***** Input data

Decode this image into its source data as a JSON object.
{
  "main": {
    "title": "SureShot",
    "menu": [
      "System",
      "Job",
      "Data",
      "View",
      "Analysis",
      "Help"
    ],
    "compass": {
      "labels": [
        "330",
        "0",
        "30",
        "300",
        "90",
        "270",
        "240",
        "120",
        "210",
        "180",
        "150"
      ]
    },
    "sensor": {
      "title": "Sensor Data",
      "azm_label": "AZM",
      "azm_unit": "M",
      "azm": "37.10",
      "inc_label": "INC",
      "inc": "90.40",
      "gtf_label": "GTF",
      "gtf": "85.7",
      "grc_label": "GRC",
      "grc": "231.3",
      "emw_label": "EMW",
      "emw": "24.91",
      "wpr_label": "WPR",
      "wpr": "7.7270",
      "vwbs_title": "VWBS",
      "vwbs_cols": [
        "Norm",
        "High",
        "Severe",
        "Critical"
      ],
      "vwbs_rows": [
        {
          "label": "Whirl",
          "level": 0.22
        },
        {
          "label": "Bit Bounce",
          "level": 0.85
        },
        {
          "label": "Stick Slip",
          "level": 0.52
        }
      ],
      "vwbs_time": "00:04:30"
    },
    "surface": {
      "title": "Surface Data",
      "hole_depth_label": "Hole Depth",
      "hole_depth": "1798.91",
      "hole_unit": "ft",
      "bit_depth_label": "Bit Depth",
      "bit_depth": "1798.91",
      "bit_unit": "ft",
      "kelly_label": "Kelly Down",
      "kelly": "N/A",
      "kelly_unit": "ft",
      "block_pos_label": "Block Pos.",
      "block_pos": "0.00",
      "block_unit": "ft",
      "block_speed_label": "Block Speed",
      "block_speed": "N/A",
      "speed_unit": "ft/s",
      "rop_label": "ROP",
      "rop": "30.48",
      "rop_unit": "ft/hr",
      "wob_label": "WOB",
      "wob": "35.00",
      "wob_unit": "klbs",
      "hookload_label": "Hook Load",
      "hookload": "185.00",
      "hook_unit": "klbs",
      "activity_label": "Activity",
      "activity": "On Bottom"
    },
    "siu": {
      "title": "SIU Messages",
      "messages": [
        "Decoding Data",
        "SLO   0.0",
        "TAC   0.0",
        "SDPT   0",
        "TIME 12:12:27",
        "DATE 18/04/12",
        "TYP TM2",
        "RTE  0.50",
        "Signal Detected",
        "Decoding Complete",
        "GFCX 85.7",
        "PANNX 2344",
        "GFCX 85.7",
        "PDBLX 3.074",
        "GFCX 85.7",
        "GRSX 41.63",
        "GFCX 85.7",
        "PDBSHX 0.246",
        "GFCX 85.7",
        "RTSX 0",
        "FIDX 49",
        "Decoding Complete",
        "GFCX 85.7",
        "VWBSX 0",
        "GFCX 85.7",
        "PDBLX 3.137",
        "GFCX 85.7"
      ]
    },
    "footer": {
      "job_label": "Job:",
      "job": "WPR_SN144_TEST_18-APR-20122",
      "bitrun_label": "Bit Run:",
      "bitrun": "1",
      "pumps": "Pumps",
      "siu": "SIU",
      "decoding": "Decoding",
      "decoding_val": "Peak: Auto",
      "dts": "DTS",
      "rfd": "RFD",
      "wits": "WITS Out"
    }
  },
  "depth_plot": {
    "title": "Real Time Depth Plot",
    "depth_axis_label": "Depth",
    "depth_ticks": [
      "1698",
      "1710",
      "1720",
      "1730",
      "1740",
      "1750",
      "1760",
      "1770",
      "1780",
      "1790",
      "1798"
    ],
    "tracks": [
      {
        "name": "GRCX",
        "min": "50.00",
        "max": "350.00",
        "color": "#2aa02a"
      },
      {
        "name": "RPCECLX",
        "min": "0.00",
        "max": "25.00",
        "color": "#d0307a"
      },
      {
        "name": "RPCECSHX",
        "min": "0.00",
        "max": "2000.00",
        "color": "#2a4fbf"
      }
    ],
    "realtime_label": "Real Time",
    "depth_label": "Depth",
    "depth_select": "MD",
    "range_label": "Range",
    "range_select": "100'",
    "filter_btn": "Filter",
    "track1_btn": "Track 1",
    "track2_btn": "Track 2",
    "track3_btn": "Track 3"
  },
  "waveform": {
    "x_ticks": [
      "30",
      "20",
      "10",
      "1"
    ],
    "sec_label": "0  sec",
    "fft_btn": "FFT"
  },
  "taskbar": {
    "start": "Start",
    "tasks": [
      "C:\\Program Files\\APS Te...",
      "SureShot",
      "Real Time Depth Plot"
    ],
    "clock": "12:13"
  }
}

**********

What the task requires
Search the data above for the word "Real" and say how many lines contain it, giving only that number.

Solved exercise
3